Brief: Could you give the number of lines in the entries below that contain the word "util"? Only the number is wanted.

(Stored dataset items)
-- Opening Marker --

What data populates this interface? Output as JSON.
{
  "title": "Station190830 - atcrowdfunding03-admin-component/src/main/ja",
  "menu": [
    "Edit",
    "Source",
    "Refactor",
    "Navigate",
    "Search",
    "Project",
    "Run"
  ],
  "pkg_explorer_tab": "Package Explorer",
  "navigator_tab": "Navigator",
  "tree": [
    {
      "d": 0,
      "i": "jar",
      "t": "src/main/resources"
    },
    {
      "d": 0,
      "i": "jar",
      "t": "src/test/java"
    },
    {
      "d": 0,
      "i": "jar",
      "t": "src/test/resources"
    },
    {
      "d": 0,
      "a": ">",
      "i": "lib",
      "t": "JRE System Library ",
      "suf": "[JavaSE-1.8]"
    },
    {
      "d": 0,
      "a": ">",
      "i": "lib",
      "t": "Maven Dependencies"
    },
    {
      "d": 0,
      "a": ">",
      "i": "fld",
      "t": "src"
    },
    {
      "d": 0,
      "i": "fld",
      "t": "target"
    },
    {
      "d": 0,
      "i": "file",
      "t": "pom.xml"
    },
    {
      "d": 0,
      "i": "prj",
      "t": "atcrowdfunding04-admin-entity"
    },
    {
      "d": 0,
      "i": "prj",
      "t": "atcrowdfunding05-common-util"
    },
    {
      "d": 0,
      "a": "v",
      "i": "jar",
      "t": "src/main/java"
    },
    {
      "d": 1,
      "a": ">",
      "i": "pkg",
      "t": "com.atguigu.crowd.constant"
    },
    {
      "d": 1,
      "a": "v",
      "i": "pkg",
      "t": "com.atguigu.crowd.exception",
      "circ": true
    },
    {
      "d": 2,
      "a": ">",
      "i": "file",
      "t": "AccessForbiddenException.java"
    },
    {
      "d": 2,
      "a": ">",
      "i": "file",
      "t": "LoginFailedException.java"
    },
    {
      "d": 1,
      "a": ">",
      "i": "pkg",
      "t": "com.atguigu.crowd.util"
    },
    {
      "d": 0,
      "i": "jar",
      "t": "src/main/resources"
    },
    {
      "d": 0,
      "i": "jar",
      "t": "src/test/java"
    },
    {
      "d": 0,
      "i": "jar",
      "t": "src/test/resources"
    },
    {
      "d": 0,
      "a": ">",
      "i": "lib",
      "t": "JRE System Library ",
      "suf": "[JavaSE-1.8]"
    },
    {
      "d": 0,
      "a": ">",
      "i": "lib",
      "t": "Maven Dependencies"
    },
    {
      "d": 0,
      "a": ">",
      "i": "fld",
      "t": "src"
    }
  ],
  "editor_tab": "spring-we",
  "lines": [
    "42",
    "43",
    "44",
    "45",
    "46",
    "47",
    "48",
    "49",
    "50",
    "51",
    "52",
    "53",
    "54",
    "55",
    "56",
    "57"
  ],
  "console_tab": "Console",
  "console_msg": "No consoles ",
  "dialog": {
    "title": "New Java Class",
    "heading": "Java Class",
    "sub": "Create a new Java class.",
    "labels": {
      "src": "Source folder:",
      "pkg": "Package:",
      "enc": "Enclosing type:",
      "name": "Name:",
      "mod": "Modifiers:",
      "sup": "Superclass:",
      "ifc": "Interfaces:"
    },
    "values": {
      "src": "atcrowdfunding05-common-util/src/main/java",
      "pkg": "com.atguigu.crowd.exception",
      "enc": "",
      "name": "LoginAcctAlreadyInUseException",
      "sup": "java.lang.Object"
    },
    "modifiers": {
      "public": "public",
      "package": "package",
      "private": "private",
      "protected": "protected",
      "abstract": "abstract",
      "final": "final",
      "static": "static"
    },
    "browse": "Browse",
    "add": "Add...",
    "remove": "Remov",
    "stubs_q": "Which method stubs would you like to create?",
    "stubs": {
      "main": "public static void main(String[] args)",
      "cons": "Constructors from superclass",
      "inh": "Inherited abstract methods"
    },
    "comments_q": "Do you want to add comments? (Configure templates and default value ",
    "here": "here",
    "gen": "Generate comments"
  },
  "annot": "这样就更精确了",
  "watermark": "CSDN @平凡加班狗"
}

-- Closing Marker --

Task solution: 3